PeopleSoft's effort to migrate former JD Edwards customers to a new licence and maintenance pricing model has some users angry, saying they face substantially higher costs.
During a public forum at the Quest Global Conference 2004, users of EnterpriseOne software raised questions around PeopleSoft's attempt to move them from their JD Edwards' licences to a new enterprise licensing scheme.
Users complained that they did not fully understand how the pricing works, their sales representatives appeared not to be empowered to negotiate with them, and would be penalised if they do not migrate to the enterprise model right away.
A lack of clarity about pricing issues from PeopleSoft was perhaps the biggest issue, according to customers at the event.

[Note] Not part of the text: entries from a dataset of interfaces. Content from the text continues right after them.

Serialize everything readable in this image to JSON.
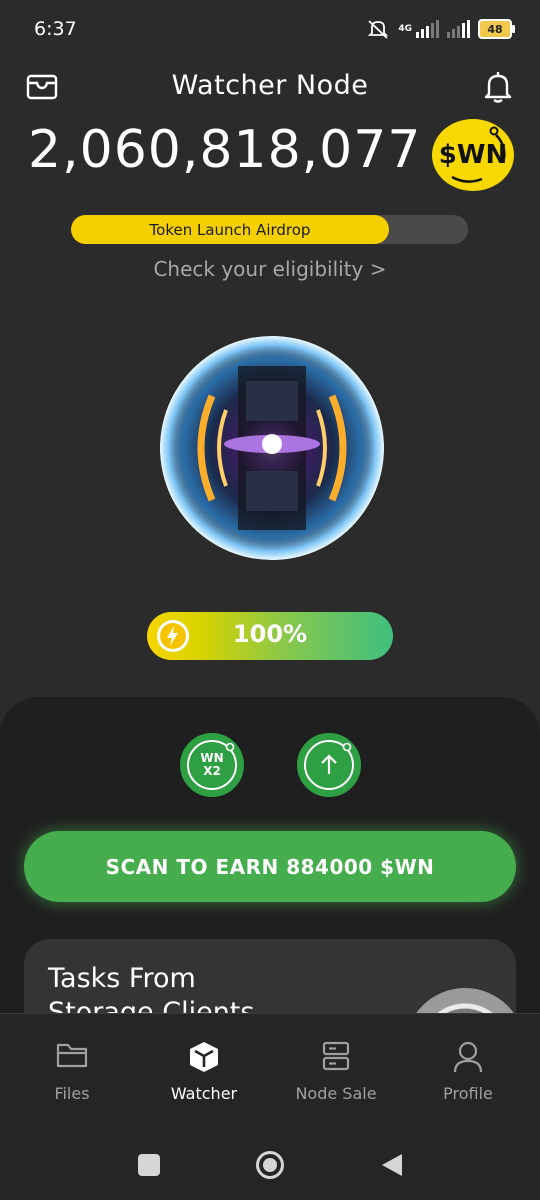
{
  "status_bar": {
    "time": "6:37",
    "network": "4G",
    "battery": "48"
  },
  "header": {
    "title": "Watcher Node"
  },
  "balance": {
    "amount": "2,060,818,077",
    "token_label": "$WN"
  },
  "airdrop": {
    "label": "Token Launch Airdrop",
    "progress_fraction": 0.8,
    "eligibility_link": "Check your eligibility >"
  },
  "energy": {
    "value": "100%"
  },
  "boosts": {
    "multiplier_line1": "WN",
    "multiplier_line2": "X2"
  },
  "scan": {
    "label": "SCAN TO EARN 884000 $WN"
  },
  "tasks": {
    "title": "Tasks From Storage Clients"
  },
  "nav": {
    "items": [
      {
        "label": "Files",
        "icon": "folder-icon"
      },
      {
        "label": "Watcher",
        "icon": "cube-icon",
        "active": true
      },
      {
        "label": "Node Sale",
        "icon": "server-icon"
      },
      {
        "label": "Profile",
        "icon": "user-icon"
      }
    ]
  },
  "colors": {
    "background": "#2b2b2b",
    "accent_yellow": "#f5d000",
    "accent_green": "#45ad4d"
  }
}
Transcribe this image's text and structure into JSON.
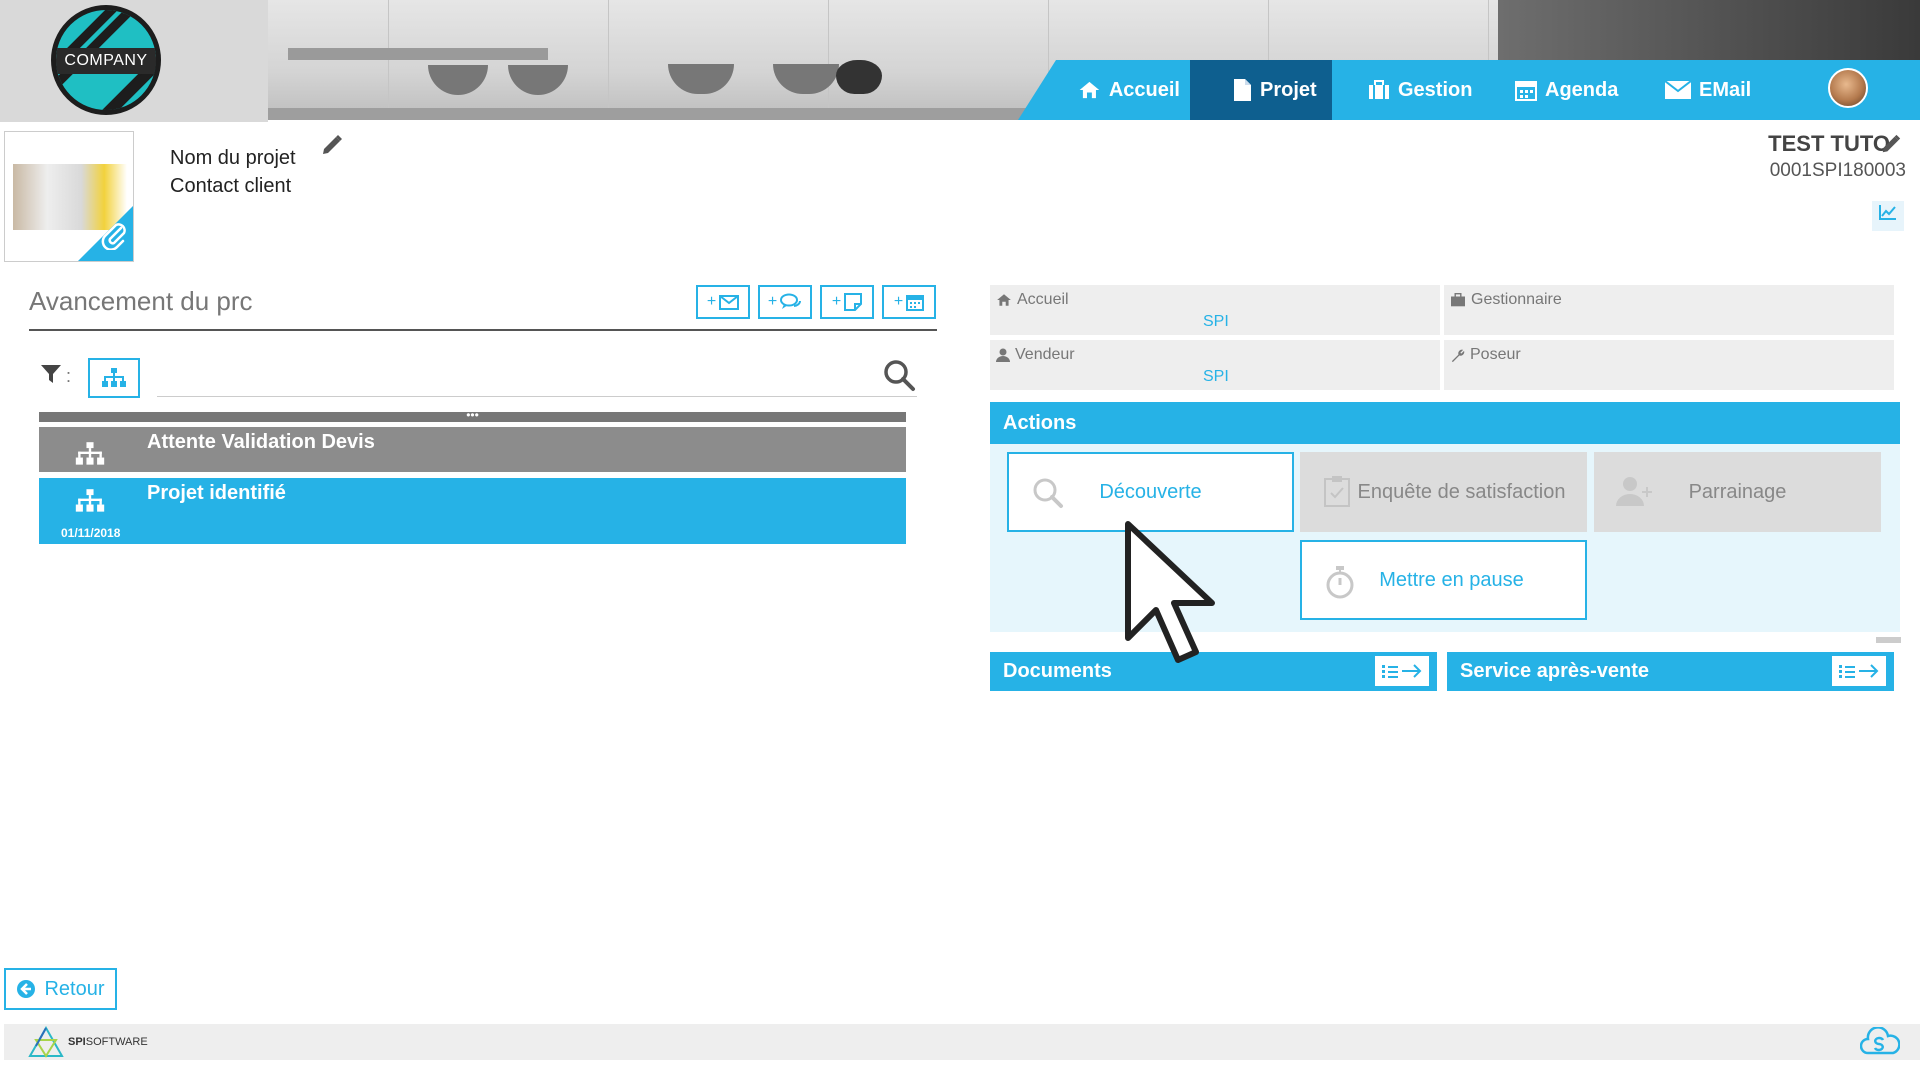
{
  "logo": {
    "text": "COMPANY"
  },
  "nav": {
    "items": [
      {
        "label": "Accueil",
        "icon": "home-icon"
      },
      {
        "label": "Projet",
        "icon": "file-icon",
        "active": true
      },
      {
        "label": "Gestion",
        "icon": "briefcase-icon"
      },
      {
        "label": "Agenda",
        "icon": "calendar-icon"
      },
      {
        "label": "EMail",
        "icon": "envelope-icon"
      }
    ],
    "accent": "#26b2e6",
    "active_color": "#0e5f8f"
  },
  "project": {
    "name_label": "Nom du projet",
    "contact_label": "Contact client",
    "client_name": "TEST TUTO",
    "client_code": "0001SPI180003"
  },
  "progress": {
    "title": "Avancement du prc",
    "quick_actions": [
      "+",
      "+",
      "+",
      "+"
    ],
    "filter_colon": ":",
    "collapse_label": "•••",
    "stages": [
      {
        "title": "Attente Validation Devis",
        "date": "",
        "state": "pending",
        "color": "#8c8c8c"
      },
      {
        "title": "Projet identifié",
        "date": "01/11/2018",
        "state": "current",
        "color": "#26b2e6"
      }
    ]
  },
  "info": {
    "accueil": {
      "label": "Accueil",
      "value": "SPI"
    },
    "gestionnaire": {
      "label": "Gestionnaire",
      "value": ""
    },
    "vendeur": {
      "label": "Vendeur",
      "value": "SPI"
    },
    "poseur": {
      "label": "Poseur",
      "value": ""
    }
  },
  "actions": {
    "title": "Actions",
    "buttons": [
      {
        "label": "Découverte",
        "enabled": true
      },
      {
        "label": "Enquête de satisfaction",
        "enabled": false
      },
      {
        "label": "Parrainage",
        "enabled": false
      },
      {
        "label": "Mettre en pause",
        "enabled": true
      }
    ]
  },
  "documents": {
    "title": "Documents"
  },
  "sav": {
    "title": "Service après-vente"
  },
  "footer": {
    "back_label": "Retour",
    "brand_bold": "SPI",
    "brand_rest": "SOFTWARE"
  }
}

It has been a frustrating struggle to get information about pricing and the contract fusion programme aimed at moving JD Edwards users to PeopleSoft's pricing methodology, said moderator Fredrick Pond, director of information services at Schnitzer Steel Industries.
His company has a number of lines of business, including self-service auto-wrecking, and runs EnterpriseOne financials.
Schnitzer Steel has been approached about the scheme, which would be based on the size of his organisation, but it has not yet adopted the model.
"At this point, if I did adopt the proposal they have given me, my annual maintenance charges would rise about 25% for the same use of the system I have today," Pond said.
He also said that PeopleSoft annually reviews its customers' financials and will raise the price of its software if revenue grows at more than 10%. The bill never decreases, either, even if a division of the company is sold off or if the market sours.
Different sales representatives had made different approaches for negotiation, some users who remain on the old pricing plan faced a 10% cost increase every quarter, making it cheaper for those who migrate quickly.
A representative of one company at the presentation said that PeopleSoft "was difficult to do business with".
The company is migrating to EnterpriseOne CRM and other software - a process that also means moving to a Unix platform from the AS/400 - and it adopted the new enterprise licence scheme.
Among the difficulties the company faced during the licensing negotiations was a constant turnover in the PeopleSoft sales force - and with each change, information about the licence changed.
The company could not get answers quickly and PeopleSoft sales staff had to constantly go back to headquarters for direction.
The result was a "take it or leave it" negotiation style focused on making quarterly revenue, and not "on long-term relationships. It's very hard for us to figure out where the benefit is to us right now".
Marc L. Songini writes for Computerworld